Thanks to Nan & Gerry, Emmah and Linet, re-entry in Maseno felt seamless after a classic Vineyard departure, fraught with high winds and canceled ferryboats. "Pole sana" ("I'm so sorry") neighbors kindly offer with extended hands, here just as there, about my mama's recent death. I returned one week ago to warm sunshine, welcoming hugs and the usual unusual array of presenting problems in our little mission hospital.

A 9-year-old boy suffering from severe malnutrition, jiggers and phimosis (look it up) needed circumcision. We kept Stephen an extra few days to feed him. A 36-year-old HIV-positive female presented with herpetic lesions involving the trigeminal nerve. Mary's left cornea was damaged; she has permanently lost her sight in that eye. A 14-year-old was admitted after an attempted abortion, a 21-year-old after an attempted suicide. Two wasted, almost skeletal, young women, one with TB and one with probable HIV encephalopathy, are not doing well. [Note: Jesca died the day after I wrote this entry.] And 7-year-old Beryl is suffering from the worst case of chickenpox I have ever seen; she is febrile, immuno-suppressed and perfectly miserable. Margaret, 14, was discharged after successful treatment for osteomyelitis in her left femur -- a condition that had gone undiagnosed for over a year at other medical facilities. Grace is a beautiful 12-year-old with severe red-cell aplasia/anemia; her prognosis is not good. Several babies with malaria have come for treatment and gone home. A young HIV-positive male was admitted two days ago with ascending bilateral neuropathy -- probable AIDP (acute inflammatory demyelinating polyneuropathy). And five drunken young men suffered a variety of hand, skull and clavicle fractures in a two-piki-piki RTA (motorized bicycle road traffic accident) last night. Life and death and time march on...

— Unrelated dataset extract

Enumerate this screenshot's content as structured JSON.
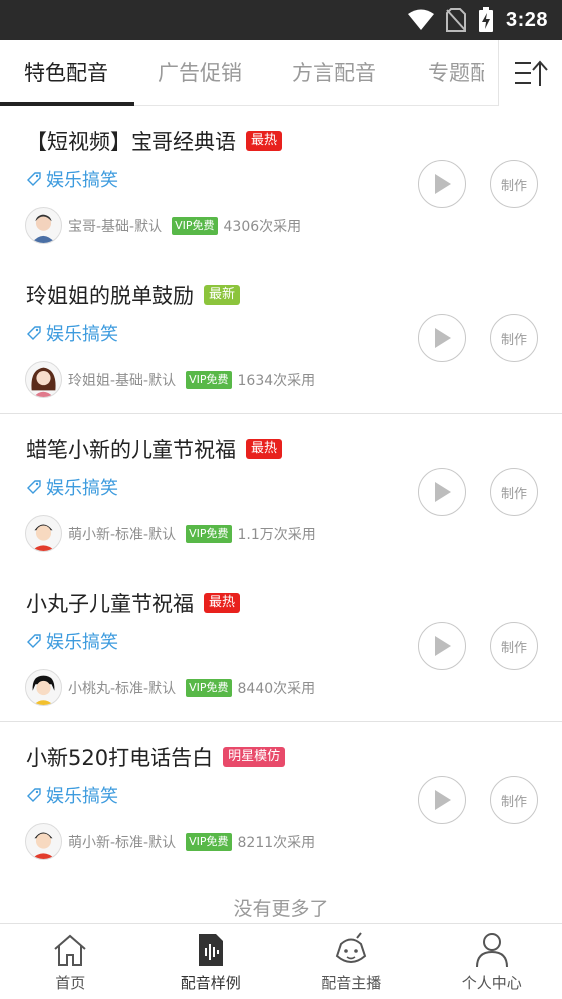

Speaking of time, January 20th is almost here, and all eyes in predominately-Luo/Luhya Maseno are on the U.S. presidential inauguration. Five babies named "Barack" were born in our small maternity wing this week, and fraternal twins named "Obama" and "Michelle" arrived two days ago. Michelle and her mama are pictured above. (Her brother is resting up for the big event.)

Epiphany blessings, Everyone. "Light one candle for hope," as our St. Andrew's, Edgartown, children recently and beautifully sang.